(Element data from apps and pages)
----------------------------------------
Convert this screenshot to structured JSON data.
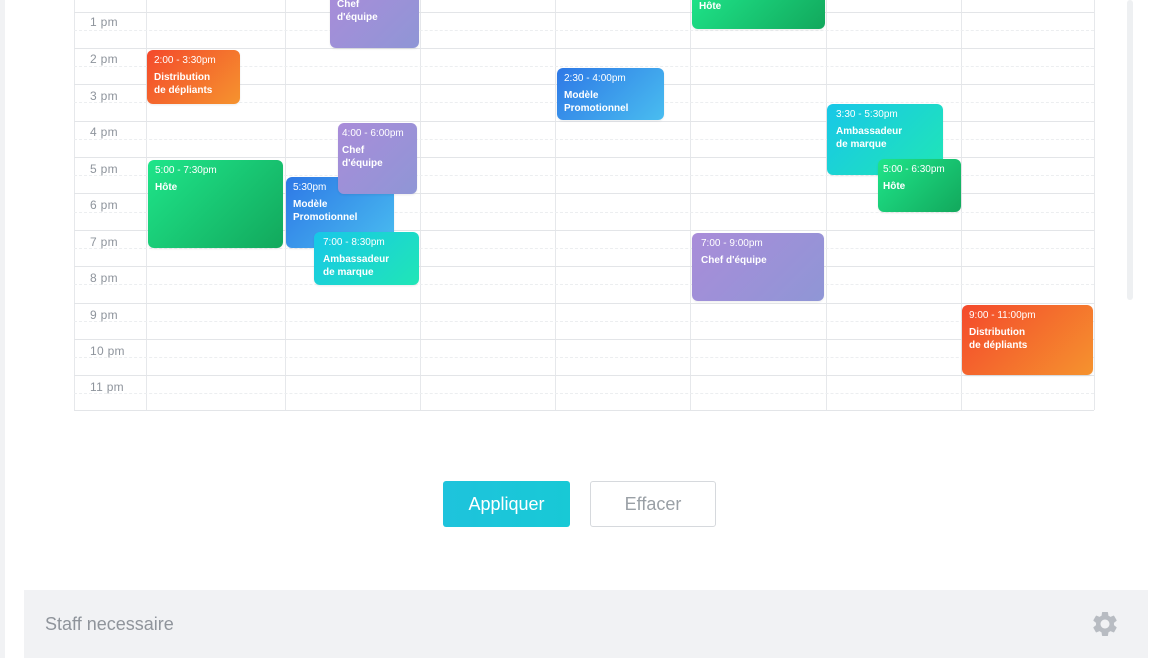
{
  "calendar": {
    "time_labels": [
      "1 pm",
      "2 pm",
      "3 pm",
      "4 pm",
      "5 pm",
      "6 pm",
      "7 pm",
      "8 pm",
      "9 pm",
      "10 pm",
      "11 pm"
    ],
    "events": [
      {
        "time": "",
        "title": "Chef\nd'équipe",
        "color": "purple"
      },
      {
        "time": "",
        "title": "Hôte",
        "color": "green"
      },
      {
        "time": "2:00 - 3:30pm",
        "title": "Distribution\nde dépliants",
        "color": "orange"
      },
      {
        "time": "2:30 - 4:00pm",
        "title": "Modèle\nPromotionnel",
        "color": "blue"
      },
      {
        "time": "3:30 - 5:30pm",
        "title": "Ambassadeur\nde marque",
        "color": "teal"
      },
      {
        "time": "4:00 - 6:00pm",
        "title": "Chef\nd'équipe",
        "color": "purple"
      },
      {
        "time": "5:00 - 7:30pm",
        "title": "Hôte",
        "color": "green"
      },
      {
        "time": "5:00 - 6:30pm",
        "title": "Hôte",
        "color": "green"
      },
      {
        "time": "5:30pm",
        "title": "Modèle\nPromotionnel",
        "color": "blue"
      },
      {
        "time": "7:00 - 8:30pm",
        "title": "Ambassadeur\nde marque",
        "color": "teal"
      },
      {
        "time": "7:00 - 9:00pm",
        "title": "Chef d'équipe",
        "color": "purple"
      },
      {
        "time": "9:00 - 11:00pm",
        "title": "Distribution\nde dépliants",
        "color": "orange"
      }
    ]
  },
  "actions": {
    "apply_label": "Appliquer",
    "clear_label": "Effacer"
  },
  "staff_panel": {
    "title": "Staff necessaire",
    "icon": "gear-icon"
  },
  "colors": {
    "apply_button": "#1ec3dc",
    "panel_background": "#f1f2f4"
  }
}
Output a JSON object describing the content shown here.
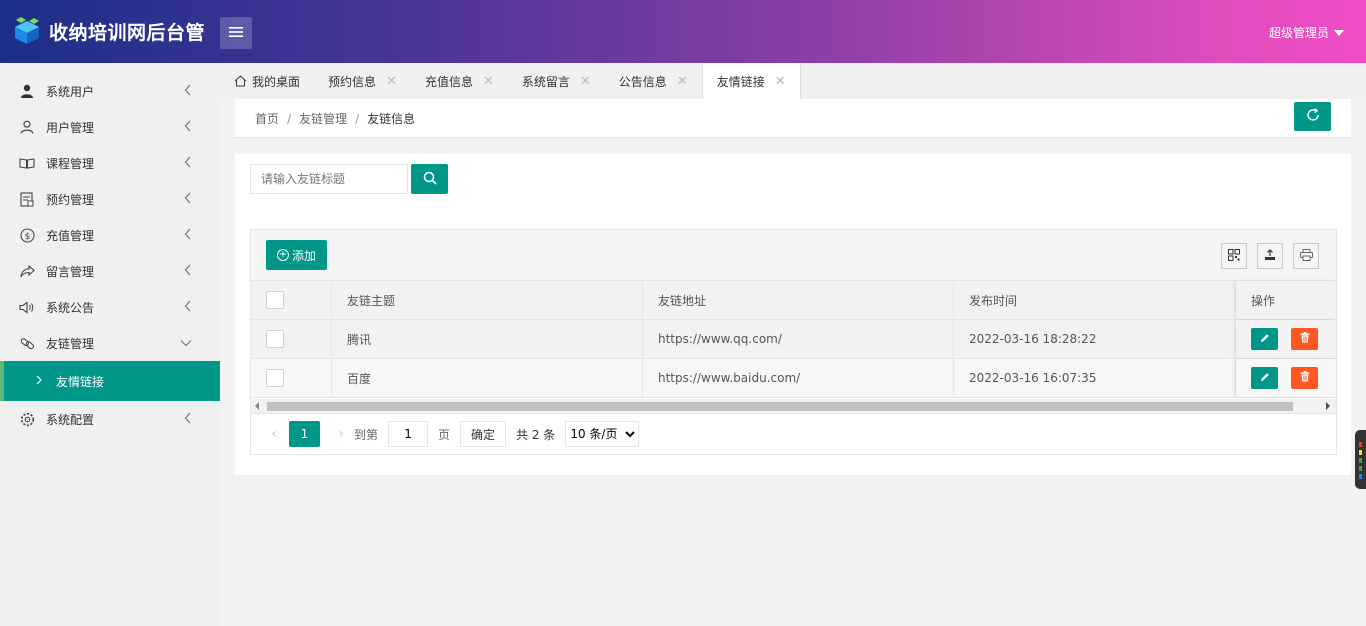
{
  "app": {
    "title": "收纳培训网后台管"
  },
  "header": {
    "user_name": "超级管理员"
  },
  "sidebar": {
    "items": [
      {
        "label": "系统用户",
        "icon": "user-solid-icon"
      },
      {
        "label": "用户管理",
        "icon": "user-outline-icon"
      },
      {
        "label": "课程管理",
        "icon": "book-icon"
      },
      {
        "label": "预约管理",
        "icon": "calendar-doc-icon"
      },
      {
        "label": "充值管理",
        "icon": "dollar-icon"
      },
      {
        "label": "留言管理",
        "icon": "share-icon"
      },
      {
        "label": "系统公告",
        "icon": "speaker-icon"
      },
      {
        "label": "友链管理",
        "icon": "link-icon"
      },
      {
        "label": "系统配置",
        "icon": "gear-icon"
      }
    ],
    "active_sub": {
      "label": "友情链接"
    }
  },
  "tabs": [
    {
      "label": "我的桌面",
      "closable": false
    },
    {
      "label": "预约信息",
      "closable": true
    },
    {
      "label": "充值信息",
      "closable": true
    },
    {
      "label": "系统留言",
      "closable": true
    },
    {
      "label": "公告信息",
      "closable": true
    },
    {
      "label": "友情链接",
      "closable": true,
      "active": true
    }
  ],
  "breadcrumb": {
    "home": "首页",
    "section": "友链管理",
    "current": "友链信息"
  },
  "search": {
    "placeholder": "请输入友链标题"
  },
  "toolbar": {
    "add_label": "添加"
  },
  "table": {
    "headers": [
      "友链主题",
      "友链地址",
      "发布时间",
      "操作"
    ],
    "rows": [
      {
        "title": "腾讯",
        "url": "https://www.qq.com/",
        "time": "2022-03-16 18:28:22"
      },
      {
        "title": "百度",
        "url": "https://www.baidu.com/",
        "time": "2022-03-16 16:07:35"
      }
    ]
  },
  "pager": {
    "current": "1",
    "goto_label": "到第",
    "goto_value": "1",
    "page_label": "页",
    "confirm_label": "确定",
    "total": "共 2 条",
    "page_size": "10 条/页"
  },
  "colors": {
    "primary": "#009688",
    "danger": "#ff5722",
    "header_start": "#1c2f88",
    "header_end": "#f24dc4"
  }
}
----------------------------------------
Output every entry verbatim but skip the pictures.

Convert this screenshot to structured JSON data.
{
  "calendar": {
    "time_labels": [
      "1 pm",
      "2 pm",
      "3 pm",
      "4 pm",
      "5 pm",
      "6 pm",
      "7 pm",
      "8 pm",
      "9 pm",
      "10 pm",
      "11 pm"
    ],
    "events": [
      {
        "time": "",
        "title": "Chef\nd'équipe",
        "color": "purple"
      },
      {
        "time": "",
        "title": "Hôte",
        "color": "green"
      },
      {
        "time": "2:00 - 3:30pm",
        "title": "Distribution\nde dépliants",
        "color": "orange"
      },
      {
        "time": "2:30 - 4:00pm",
        "title": "Modèle\nPromotionnel",
        "color": "blue"
      },
      {
        "time": "3:30 - 5:30pm",
        "title": "Ambassadeur\nde marque",
        "color": "teal"
      },
      {
        "time": "4:00 - 6:00pm",
        "title": "Chef\nd'équipe",
        "color": "purple"
      },
      {
        "time": "5:00 - 7:30pm",
        "title": "Hôte",
        "color": "green"
      },
      {
        "time": "5:00 - 6:30pm",
        "title": "Hôte",
        "color": "green"
      },
      {
        "time": "5:30pm",
        "title": "Modèle\nPromotionnel",
        "color": "blue"
      },
      {
        "time": "7:00 - 8:30pm",
        "title": "Ambassadeur\nde marque",
        "color": "teal"
      },
      {
        "time": "7:00 - 9:00pm",
        "title": "Chef d'équipe",
        "color": "purple"
      },
      {
        "time": "9:00 - 11:00pm",
        "title": "Distribution\nde dépliants",
        "color": "orange"
      }
    ]
  },
  "actions": {
    "apply_label": "Appliquer",
    "clear_label": "Effacer"
  },
  "staff_panel": {
    "title": "Staff necessaire",
    "icon": "gear-icon"
  },
  "colors": {
    "apply_button": "#1ec3dc",
    "panel_background": "#f1f2f4"
  }
}
Output a JSON object describing the content shown here.
{
  "app": {
    "title": "收纳培训网后台管"
  },
  "header": {
    "user_name": "超级管理员"
  },
  "sidebar": {
    "items": [
      {
        "label": "系统用户",
        "icon": "user-solid-icon"
      },
      {
        "label": "用户管理",
        "icon": "user-outline-icon"
      },
      {
        "label": "课程管理",
        "icon": "book-icon"
      },
      {
        "label": "预约管理",
        "icon": "calendar-doc-icon"
      },
      {
        "label": "充值管理",
        "icon": "dollar-icon"
      },
      {
        "label": "留言管理",
        "icon": "share-icon"
      },
      {
        "label": "系统公告",
        "icon": "speaker-icon"
      },
      {
        "label": "友链管理",
        "icon": "link-icon"
      },
      {
        "label": "系统配置",
        "icon": "gear-icon"
      }
    ],
    "active_sub": {
      "label": "友情链接"
    }
  },
  "tabs": [
    {
      "label": "我的桌面",
      "closable": false
    },
    {
      "label": "预约信息",
      "closable": true
    },
    {
      "label": "充值信息",
      "closable": true
    },
    {
      "label": "系统留言",
      "closable": true
    },
    {
      "label": "公告信息",
      "closable": true
    },
    {
      "label": "友情链接",
      "closable": true,
      "active": true
    }
  ],
  "breadcrumb": {
    "home": "首页",
    "section": "友链管理",
    "current": "友链信息"
  },
  "search": {
    "placeholder": "请输入友链标题"
  },
  "toolbar": {
    "add_label": "添加"
  },
  "table": {
    "headers": [
      "友链主题",
      "友链地址",
      "发布时间",
      "操作"
    ],
    "rows": [
      {
        "title": "腾讯",
        "url": "https://www.qq.com/",
        "time": "2022-03-16 18:28:22"
      },
      {
        "title": "百度",
        "url": "https://www.baidu.com/",
        "time": "2022-03-16 16:07:35"
      }
    ]
  },
  "pager": {
    "current": "1",
    "goto_label": "到第",
    "goto_value": "1",
    "page_label": "页",
    "confirm_label": "确定",
    "total": "共 2 条",
    "page_size": "10 条/页"
  },
  "colors": {
    "primary": "#009688",
    "danger": "#ff5722",
    "header_start": "#1c2f88",
    "header_end": "#f24dc4"
  }
}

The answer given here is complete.